● **TASK DESCRIPTION**
Read through the lines below for the string "Excel" and copy each one that has it.

++++ DATA FOR THE TASK

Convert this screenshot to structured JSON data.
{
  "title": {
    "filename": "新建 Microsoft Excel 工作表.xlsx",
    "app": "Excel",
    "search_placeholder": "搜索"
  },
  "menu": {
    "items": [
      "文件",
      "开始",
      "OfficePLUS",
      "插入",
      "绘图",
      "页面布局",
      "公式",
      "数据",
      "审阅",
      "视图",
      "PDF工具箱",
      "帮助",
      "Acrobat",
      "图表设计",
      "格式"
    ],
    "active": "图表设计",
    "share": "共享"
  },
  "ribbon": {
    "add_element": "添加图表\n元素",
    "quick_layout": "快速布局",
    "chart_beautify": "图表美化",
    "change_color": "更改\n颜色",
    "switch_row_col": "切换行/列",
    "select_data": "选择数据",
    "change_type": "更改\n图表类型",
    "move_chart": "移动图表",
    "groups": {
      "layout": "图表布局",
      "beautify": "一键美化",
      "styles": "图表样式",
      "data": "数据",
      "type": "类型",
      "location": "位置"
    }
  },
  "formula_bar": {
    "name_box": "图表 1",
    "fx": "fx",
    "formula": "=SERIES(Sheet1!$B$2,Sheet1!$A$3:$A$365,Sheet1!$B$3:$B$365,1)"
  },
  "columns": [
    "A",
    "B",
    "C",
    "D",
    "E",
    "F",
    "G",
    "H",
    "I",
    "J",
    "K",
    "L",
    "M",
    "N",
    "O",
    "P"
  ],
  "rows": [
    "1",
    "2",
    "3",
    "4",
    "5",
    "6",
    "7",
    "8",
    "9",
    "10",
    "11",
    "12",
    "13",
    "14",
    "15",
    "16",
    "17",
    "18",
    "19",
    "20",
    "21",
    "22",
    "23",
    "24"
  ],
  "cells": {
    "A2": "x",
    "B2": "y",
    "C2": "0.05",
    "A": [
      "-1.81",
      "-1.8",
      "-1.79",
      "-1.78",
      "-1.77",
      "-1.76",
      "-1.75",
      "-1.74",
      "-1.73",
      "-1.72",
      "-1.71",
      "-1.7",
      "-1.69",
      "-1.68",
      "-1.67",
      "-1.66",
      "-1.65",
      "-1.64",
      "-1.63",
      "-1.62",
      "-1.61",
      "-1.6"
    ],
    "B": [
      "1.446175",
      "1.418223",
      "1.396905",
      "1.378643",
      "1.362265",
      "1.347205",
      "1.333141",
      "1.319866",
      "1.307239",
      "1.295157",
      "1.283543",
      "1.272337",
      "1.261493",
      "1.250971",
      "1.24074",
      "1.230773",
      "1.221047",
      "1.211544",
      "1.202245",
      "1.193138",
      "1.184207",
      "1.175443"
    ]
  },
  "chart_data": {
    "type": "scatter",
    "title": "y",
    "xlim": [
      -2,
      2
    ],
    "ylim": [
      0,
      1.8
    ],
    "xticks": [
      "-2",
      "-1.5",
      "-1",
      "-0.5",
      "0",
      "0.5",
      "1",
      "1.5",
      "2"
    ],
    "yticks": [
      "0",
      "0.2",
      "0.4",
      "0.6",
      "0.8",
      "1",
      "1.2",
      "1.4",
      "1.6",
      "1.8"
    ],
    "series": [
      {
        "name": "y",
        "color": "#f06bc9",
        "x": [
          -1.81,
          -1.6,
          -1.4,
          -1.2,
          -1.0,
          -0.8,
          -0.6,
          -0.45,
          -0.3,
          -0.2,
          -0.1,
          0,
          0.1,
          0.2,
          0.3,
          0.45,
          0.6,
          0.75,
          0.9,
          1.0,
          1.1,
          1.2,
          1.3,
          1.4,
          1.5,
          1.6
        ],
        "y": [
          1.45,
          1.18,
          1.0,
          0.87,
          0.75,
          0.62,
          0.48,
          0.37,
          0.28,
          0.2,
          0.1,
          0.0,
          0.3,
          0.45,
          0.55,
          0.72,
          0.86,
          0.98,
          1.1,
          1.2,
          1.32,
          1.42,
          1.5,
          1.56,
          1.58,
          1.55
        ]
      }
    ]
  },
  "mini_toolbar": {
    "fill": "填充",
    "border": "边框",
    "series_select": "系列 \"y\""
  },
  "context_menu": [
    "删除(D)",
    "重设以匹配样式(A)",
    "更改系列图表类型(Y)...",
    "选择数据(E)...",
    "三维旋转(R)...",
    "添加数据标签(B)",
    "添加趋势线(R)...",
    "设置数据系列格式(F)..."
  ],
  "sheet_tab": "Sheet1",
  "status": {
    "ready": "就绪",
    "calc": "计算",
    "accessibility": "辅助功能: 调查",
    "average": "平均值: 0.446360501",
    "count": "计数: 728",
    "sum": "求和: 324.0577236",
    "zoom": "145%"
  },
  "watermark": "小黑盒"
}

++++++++

● **ANSWER TO THE EXERCISE**
    "filename": "新建 Microsoft Excel 工作表.xlsx",
    "app": "Excel",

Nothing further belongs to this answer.